Aim of the exercise: Count the lines in the records that hold the string "data". Only the number should be given.

Source material:

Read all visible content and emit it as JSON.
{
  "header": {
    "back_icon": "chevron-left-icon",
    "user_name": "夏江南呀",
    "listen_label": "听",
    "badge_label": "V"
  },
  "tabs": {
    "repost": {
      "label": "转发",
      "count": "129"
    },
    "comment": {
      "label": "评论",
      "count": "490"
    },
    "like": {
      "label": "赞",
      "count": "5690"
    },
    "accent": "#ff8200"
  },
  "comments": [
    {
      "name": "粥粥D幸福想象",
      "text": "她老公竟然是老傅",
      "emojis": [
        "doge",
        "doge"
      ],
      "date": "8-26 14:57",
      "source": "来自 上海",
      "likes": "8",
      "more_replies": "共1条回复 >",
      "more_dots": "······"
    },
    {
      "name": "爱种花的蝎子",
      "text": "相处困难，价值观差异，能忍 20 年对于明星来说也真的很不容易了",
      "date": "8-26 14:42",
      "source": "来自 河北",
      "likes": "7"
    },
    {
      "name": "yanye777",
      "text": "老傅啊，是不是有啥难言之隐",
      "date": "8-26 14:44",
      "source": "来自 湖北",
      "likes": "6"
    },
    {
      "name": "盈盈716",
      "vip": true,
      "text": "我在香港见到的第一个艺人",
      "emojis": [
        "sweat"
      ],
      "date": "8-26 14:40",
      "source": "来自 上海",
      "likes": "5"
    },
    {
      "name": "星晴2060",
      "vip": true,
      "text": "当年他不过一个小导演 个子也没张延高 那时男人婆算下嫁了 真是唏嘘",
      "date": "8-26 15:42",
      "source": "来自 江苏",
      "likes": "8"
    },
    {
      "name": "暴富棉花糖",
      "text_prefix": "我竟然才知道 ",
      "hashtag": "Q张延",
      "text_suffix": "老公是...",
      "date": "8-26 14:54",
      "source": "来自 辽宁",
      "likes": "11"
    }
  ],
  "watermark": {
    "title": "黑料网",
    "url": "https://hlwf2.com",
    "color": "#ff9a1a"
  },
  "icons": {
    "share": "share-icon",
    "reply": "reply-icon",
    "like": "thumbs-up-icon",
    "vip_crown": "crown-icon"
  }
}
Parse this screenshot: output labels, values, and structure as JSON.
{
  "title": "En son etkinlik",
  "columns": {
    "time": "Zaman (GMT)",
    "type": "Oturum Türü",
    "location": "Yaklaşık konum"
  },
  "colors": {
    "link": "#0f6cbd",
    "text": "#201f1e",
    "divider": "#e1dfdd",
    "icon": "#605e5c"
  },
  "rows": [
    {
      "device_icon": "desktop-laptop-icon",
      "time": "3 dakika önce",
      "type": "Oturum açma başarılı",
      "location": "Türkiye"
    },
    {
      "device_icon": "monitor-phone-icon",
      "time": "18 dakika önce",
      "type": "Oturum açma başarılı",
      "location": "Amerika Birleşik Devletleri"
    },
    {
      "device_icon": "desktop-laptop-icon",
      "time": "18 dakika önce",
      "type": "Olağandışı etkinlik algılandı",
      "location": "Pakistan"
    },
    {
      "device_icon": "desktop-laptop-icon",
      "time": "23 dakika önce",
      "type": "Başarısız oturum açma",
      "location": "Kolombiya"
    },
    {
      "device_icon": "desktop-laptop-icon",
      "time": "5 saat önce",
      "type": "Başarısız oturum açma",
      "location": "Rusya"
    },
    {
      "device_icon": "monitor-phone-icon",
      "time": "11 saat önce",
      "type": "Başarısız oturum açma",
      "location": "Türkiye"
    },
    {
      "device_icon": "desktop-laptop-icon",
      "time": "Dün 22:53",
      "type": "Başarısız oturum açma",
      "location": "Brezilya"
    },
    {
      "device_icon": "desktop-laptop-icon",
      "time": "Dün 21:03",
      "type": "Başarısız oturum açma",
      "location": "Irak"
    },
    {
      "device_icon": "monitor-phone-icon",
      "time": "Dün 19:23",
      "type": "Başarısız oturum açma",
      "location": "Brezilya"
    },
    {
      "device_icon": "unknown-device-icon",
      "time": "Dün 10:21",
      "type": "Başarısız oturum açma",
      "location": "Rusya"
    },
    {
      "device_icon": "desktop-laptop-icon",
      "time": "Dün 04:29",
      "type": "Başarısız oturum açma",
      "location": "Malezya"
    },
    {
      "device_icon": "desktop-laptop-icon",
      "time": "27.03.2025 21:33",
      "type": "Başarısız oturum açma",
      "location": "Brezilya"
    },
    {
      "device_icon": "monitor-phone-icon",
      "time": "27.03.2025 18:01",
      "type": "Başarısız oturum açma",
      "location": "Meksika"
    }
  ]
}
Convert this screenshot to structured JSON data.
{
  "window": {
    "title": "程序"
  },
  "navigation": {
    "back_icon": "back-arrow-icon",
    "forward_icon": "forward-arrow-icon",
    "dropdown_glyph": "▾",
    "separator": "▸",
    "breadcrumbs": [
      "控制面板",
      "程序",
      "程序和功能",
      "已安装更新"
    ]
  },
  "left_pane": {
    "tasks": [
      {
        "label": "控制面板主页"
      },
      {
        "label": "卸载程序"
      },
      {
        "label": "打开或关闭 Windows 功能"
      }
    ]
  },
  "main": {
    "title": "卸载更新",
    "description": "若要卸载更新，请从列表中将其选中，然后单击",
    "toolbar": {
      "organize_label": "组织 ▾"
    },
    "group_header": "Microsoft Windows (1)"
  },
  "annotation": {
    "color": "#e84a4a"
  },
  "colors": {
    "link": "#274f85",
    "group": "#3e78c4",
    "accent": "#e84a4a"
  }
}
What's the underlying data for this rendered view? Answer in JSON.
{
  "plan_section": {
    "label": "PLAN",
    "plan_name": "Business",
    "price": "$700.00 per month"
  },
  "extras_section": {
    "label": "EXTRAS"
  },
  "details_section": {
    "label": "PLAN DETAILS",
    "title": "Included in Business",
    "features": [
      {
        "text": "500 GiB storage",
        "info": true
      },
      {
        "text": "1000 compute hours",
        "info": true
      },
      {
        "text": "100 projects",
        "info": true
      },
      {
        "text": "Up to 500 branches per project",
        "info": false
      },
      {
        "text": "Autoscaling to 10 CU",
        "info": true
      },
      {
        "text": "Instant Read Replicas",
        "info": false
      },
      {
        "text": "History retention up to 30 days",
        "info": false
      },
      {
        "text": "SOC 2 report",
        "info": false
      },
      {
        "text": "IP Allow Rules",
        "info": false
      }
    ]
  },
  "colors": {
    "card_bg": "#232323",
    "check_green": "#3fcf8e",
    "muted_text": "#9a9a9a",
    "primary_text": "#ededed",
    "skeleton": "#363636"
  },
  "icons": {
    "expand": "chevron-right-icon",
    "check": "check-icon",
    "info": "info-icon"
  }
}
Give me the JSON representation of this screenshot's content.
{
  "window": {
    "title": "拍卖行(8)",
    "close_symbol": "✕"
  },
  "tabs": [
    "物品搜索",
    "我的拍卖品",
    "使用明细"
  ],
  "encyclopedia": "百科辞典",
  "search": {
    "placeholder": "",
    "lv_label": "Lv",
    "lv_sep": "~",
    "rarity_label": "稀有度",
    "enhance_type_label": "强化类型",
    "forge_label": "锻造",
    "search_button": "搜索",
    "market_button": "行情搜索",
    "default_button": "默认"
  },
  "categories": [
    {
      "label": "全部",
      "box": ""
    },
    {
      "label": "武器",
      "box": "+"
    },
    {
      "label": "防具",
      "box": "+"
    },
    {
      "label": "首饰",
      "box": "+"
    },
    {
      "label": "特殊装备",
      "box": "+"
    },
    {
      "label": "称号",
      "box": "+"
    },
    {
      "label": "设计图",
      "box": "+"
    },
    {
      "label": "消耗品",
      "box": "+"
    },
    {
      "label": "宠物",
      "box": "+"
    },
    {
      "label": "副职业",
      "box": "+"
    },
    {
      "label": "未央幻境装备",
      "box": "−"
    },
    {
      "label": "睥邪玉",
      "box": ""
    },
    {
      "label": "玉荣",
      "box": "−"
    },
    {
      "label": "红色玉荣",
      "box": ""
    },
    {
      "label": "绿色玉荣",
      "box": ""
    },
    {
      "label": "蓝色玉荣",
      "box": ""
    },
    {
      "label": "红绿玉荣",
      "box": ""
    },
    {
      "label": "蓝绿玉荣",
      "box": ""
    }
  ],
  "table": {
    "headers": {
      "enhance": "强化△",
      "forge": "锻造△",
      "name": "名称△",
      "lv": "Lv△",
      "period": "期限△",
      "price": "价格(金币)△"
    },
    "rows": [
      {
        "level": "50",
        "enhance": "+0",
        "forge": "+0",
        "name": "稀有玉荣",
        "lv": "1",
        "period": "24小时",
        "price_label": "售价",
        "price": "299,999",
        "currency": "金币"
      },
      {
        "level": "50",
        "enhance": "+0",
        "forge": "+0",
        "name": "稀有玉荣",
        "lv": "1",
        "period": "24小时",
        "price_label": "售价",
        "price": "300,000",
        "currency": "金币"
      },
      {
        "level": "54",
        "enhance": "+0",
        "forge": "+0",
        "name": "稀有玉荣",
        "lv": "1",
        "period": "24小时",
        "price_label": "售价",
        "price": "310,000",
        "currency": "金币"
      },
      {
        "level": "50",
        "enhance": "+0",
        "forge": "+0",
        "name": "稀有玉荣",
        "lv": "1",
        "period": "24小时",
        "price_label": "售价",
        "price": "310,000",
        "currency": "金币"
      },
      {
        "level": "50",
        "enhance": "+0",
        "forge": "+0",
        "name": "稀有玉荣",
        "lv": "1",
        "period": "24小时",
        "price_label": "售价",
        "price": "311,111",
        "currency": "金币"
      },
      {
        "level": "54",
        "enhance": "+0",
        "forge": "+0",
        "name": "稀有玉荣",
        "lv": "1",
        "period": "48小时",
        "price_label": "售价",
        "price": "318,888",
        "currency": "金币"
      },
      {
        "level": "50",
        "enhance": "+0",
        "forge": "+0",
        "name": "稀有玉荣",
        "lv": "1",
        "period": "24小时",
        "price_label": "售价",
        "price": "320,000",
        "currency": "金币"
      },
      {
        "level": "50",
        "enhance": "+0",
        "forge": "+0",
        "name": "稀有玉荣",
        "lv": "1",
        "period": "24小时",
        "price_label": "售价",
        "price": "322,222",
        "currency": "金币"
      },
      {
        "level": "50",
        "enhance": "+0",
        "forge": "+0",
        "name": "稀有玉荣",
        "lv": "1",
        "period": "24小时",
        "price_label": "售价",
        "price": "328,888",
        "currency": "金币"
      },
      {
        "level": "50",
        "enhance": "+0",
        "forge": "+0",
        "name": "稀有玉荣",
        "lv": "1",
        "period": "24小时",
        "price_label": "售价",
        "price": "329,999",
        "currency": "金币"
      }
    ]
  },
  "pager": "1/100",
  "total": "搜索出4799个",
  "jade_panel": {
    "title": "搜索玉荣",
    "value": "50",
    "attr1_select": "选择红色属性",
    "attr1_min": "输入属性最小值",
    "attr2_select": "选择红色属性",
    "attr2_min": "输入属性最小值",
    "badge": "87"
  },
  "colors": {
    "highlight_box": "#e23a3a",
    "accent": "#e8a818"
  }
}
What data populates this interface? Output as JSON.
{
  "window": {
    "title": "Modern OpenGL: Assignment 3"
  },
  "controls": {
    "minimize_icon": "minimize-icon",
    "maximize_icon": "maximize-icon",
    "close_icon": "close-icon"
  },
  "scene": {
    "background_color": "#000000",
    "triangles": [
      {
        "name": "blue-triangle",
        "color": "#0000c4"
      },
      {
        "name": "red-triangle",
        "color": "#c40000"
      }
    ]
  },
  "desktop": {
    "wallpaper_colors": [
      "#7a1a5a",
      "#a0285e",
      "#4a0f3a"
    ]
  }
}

Response area: 3